Thursday, September 3, 2020
John Stuart Mill: On Liberty 1. What On Liberty is about On Liberty is a sort of philosophical course book of a solitary truth: the significance, to man and society, of an enormous assortment in sorts of character, and of giving full opportunity to human instinct to extend itself in incalculable and clashing ways. (Autobiography) The subject of this Essay is...the nature and cutoff points of the force which can be genuinely practiced by society over the person. (On Liberty) Subjects of On Liberty: . Lenience . Assorted variety . Singularity . Majority rules system . Balance . Oppression of the greater part, particularly social oppression 2. The Harm Principle The object of this paper is to state one exceptionally straightforward rule, as qualified for administer totally the dealings of society with the person in the method of impulse and control, regardless of whether the methods utilized be physical power as legitimate punishments, or the ethical intimidation of open sentiment. That rule is, that...the just reason for which force can be legitimately practiced over any individual from an enlightened network, against his will, is to forestall mischief to other people. The main piece of the direct of any one, for which he is agreeable to society, is what concerns others. In the part which simply concerns himself, his autonomy is, of right, outright. Over himself, over his own body and brain, the individual is sovereign. . Self-in regards to activities - hurt nobody (private circle; the proper locale of human freedom) . Other-in regards to activities - hurt others (open circle; where society may intercede) The freedom saying and the social position adage The proverbs are, first, that the individual isn't responsible to society for his activities, to the extent that these worry the interests of no individual yet himself. Guidance, guidance, influence, and shirking by others if thought essential by them to their benefit, are the main measures by which society can legitimately communicate its aversion or dissatisfaction with his lead.
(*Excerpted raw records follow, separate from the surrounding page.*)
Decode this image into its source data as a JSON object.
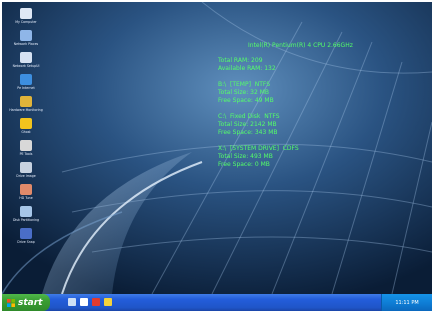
{
  "desktop_icons": [
    {
      "label": "My Computer",
      "icon": "computer-icon",
      "color": "#dfe8f5"
    },
    {
      "label": "Network Places",
      "icon": "network-icon",
      "color": "#8fb6e8"
    },
    {
      "label": "Network SetupUI",
      "icon": "setup-icon",
      "color": "#d6e2f2"
    },
    {
      "label": "Pe Internet",
      "icon": "globe-icon",
      "color": "#3d8fe0"
    },
    {
      "label": "Hardware Monitoring",
      "icon": "monitoring-icon",
      "color": "#e0b43a"
    },
    {
      "label": "Ghost",
      "icon": "ghost-icon",
      "color": "#f2c41d"
    },
    {
      "label": "PE Tools",
      "icon": "tools-icon",
      "color": "#d8d8d8"
    },
    {
      "label": "Drive Image",
      "icon": "drive-icon",
      "color": "#c7d2e0"
    },
    {
      "label": "HD Tune",
      "icon": "disk-icon",
      "color": "#e08a6a"
    },
    {
      "label": "Disk Partitioning",
      "icon": "partition-icon",
      "color": "#a6c6e8"
    },
    {
      "label": "Drive Snap",
      "icon": "snapshot-icon",
      "color": "#4a6ec8"
    }
  ],
  "system_info": {
    "cpu": "Intel(R) Pentium(R) 4 CPU 2.66GHz",
    "lines": [
      "Total RAM: 209",
      "Available RAM: 132",
      "",
      "B:\\  [TEMP]  NTFS",
      "Total Size: 32 MB",
      "Free Space: 49 MB",
      "",
      "C:\\  Fixed Disk  NTFS",
      "Total Size: 2142 MB",
      "Free Space: 343 MB",
      "",
      "X:\\  [SYSTEM DRIVE]  CDFS",
      "Total Size: 493 MB",
      "Free Space: 0 MB"
    ]
  },
  "taskbar": {
    "start_label": "start",
    "quick_launch": [
      {
        "icon": "show-desktop-icon",
        "color": "#cfe0f5"
      },
      {
        "icon": "explorer-icon",
        "color": "#ffffff"
      },
      {
        "icon": "tools-icon",
        "color": "#e23b2e"
      },
      {
        "icon": "app-icon",
        "color": "#f4d23a"
      }
    ],
    "clock": "11:11 PM"
  },
  "colors": {
    "info_text": "#54ff68",
    "taskbar": "#245edb",
    "start": "#3a9e33",
    "tray": "#0e7ad2"
  }
}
Besides, that for such activities as are biased to the interests of others, the individual is responsible, and might be oppressed either to social or to lawful discipline, if society is of conclusion that the either is imperative for its insurance.